··· MATERIAL TO PROCESS ···

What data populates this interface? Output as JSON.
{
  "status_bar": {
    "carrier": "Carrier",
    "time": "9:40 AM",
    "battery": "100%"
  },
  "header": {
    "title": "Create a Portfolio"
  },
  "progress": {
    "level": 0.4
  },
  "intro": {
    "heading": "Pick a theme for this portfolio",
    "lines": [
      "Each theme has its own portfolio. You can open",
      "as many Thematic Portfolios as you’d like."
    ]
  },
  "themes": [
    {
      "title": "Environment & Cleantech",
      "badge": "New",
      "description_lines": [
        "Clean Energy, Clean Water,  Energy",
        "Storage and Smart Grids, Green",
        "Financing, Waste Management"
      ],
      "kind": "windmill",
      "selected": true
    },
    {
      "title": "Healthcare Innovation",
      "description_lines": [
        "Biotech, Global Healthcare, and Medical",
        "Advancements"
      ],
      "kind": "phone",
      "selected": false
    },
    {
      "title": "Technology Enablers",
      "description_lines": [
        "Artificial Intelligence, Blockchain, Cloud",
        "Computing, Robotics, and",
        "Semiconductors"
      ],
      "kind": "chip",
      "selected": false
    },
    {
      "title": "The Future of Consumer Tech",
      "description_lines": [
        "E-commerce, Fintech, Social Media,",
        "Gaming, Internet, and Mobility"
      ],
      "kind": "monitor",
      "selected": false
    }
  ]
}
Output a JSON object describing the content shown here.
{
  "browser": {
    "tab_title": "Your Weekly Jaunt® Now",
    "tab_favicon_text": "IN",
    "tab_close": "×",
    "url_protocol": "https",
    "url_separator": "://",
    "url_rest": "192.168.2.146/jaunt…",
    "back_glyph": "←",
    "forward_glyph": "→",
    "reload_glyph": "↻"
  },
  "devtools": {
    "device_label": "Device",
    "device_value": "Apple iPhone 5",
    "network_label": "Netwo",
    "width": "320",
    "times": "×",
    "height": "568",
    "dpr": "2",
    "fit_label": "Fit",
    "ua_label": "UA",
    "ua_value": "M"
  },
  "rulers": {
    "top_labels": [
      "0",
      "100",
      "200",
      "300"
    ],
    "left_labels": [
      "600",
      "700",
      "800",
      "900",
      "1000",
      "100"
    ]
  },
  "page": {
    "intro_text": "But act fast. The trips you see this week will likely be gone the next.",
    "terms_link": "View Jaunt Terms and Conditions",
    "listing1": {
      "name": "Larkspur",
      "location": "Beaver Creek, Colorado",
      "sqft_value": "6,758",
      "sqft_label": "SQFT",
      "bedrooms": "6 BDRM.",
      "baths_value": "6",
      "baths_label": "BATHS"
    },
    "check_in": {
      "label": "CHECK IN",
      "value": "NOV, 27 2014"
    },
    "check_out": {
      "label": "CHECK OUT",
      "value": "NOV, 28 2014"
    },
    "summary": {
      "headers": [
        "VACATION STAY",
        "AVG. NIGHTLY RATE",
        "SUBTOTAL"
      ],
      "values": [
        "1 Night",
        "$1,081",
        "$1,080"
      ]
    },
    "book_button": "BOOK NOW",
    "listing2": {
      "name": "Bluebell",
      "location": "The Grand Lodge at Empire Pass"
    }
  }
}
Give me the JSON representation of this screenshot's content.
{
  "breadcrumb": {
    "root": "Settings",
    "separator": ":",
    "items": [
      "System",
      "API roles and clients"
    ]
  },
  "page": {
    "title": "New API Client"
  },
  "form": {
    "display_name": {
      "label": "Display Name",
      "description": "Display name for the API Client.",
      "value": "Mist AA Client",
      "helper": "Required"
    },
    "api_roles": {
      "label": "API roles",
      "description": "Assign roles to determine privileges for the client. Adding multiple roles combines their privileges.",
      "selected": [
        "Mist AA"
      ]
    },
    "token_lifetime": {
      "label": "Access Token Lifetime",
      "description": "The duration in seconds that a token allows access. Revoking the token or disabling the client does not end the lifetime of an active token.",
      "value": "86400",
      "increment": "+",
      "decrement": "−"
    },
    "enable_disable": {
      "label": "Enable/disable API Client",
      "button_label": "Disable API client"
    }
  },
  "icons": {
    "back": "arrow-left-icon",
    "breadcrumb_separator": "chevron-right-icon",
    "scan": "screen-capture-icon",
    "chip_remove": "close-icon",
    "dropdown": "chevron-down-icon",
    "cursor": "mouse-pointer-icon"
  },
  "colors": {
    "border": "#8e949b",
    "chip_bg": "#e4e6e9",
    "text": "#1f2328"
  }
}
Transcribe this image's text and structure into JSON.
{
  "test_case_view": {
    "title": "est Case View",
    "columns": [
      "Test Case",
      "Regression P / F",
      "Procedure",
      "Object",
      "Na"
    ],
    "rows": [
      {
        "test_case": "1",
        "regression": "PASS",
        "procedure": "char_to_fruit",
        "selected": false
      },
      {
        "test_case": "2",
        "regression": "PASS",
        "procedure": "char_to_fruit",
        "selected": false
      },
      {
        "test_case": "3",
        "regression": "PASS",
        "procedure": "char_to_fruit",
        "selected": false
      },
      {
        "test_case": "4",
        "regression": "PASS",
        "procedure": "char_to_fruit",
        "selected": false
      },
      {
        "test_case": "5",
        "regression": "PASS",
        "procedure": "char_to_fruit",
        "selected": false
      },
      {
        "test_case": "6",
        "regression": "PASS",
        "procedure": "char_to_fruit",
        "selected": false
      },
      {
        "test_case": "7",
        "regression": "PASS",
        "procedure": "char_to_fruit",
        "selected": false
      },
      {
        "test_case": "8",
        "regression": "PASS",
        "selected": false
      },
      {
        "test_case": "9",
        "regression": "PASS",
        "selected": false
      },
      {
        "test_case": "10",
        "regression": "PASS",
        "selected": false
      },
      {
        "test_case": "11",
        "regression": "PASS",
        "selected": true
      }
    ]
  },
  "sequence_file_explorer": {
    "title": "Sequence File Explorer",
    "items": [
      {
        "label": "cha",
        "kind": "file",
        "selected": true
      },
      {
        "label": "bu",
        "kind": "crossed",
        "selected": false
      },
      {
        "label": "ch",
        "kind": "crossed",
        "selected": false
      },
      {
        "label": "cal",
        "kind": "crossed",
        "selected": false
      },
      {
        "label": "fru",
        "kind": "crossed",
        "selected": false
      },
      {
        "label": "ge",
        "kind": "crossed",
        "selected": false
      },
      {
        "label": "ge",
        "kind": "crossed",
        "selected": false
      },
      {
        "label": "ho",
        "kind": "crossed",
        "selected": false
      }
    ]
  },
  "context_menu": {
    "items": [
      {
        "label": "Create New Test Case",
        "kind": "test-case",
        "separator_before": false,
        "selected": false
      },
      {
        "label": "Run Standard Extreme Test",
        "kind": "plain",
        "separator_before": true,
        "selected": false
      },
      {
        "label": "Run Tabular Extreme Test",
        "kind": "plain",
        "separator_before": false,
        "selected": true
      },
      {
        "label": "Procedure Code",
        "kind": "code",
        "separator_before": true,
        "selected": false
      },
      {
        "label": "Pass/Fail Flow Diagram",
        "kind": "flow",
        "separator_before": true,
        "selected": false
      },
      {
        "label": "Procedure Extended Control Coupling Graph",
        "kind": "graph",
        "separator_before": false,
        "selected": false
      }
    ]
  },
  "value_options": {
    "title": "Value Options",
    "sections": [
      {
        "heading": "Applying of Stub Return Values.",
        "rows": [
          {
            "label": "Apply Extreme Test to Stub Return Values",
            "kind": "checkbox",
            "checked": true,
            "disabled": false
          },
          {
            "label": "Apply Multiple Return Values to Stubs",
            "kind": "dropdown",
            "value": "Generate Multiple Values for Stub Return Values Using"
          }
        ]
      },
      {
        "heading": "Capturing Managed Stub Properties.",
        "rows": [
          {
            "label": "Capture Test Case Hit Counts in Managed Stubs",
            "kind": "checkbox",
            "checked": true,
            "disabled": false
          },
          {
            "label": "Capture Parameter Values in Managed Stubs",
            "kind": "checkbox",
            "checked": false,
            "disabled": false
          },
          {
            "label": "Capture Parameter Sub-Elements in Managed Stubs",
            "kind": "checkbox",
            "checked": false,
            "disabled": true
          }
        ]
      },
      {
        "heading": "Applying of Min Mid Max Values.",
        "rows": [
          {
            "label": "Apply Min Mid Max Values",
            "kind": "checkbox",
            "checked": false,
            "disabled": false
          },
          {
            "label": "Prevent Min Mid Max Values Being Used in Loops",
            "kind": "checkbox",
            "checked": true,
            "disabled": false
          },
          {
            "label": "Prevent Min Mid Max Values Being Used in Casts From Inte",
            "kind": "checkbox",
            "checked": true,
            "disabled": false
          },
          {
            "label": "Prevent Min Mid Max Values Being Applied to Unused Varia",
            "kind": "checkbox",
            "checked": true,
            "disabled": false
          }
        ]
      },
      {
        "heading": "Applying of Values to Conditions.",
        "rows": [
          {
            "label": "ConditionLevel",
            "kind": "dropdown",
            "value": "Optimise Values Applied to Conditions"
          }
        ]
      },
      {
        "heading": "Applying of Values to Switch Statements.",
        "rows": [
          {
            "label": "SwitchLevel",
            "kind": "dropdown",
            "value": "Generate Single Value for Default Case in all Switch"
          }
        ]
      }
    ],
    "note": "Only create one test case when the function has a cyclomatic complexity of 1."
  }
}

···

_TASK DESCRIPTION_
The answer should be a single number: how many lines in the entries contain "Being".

_SOLUTION TO THE EXERCISE_
3